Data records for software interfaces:
------------------------------------------------

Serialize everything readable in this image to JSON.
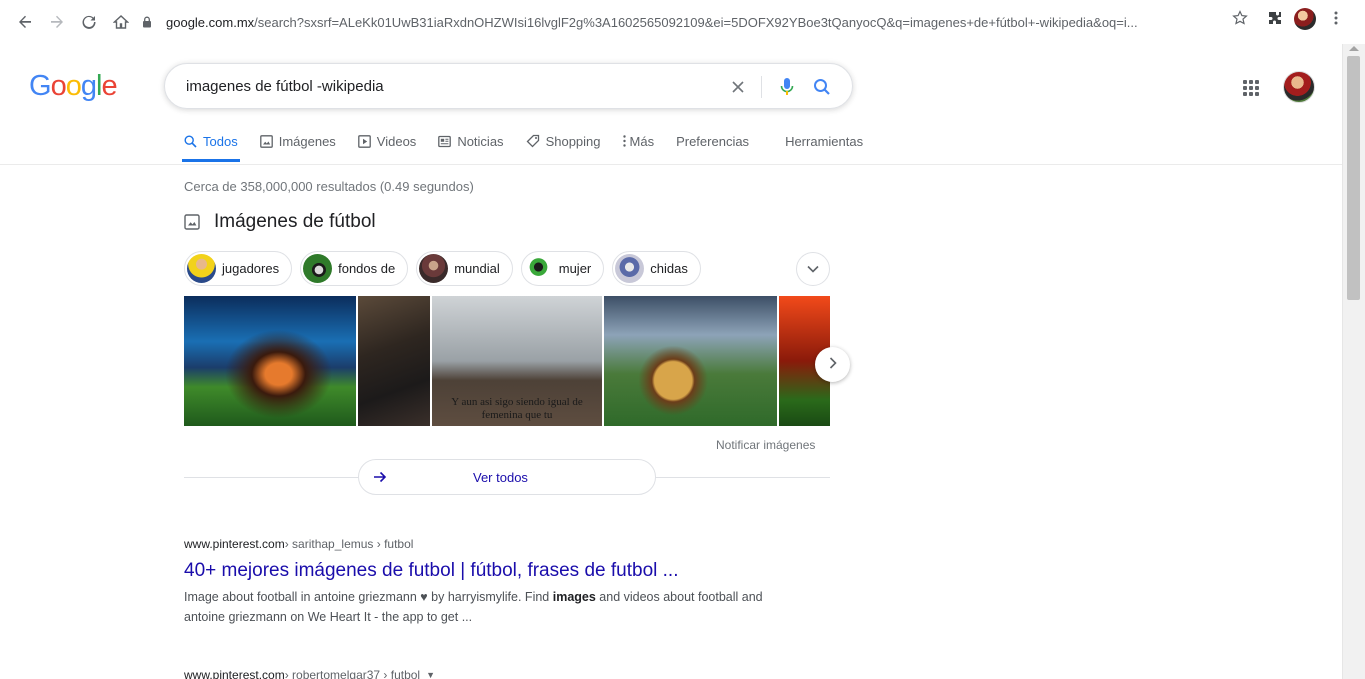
{
  "browser": {
    "url_host": "google.com.mx",
    "url_rest": "/search?sxsrf=ALeKk01UwB31iaRxdnOHZWIsi16lvglF2g%3A1602565092109&ei=5DOFX92YBoe3tQanyocQ&q=imagenes+de+fútbol+-wikipedia&oq=i..."
  },
  "logo": [
    "G",
    "o",
    "o",
    "g",
    "l",
    "e"
  ],
  "search": {
    "query": "imagenes de fútbol -wikipedia"
  },
  "tabs": [
    {
      "label": "Todos",
      "icon": "search-icon"
    },
    {
      "label": "Imágenes",
      "icon": "image-icon"
    },
    {
      "label": "Videos",
      "icon": "play-icon"
    },
    {
      "label": "Noticias",
      "icon": "news-icon"
    },
    {
      "label": "Shopping",
      "icon": "tag-icon"
    },
    {
      "label": "Más",
      "icon": "more-vert-icon"
    },
    {
      "label": "Preferencias",
      "icon": ""
    },
    {
      "label": "Herramientas",
      "icon": ""
    }
  ],
  "stats": "Cerca de 358,000,000 resultados (0.49 segundos)",
  "images": {
    "title": "Imágenes de fútbol",
    "chips": [
      "jugadores",
      "fondos de",
      "mundial",
      "mujer",
      "chidas"
    ],
    "caption": "Y aun asi sigo siendo igual de femenina que tu",
    "report": "Notificar imágenes",
    "see_all": "Ver todos"
  },
  "results": [
    {
      "cite_host": "www.pinterest.com",
      "cite_path": " › sarithap_lemus › futbol",
      "title": "40+ mejores imágenes de futbol | fútbol, frases de futbol ...",
      "snippet_a": "Image about football in antoine griezmann ♥ by harryismylife. Find ",
      "snippet_b": "images",
      "snippet_c": " and videos about football and antoine griezmann on We Heart It - the app to get ..."
    },
    {
      "cite_host": "www.pinterest.com",
      "cite_path": " › robertomelgar37 › futbol",
      "caret": "▼"
    }
  ],
  "colors": {
    "link": "#1a0dab",
    "accent": "#1a73e8",
    "muted": "#70757a"
  }
}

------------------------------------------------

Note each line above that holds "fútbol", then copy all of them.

    "url_rest": "/search?sxsrf=ALeKk01UwB31iaRxdnOHZWIsi16lvglF2g%3A1602565092109&ei=5DOFX92YBoe3tQanyocQ&q=imagenes+de+fútbol+-wikipedia&oq=i..."
    "query": "imagenes de fútbol -wikipedia"
    "title": "Imágenes de fútbol",
      "title": "40+ mejores imágenes de futbol | fútbol, frases de futbol ...",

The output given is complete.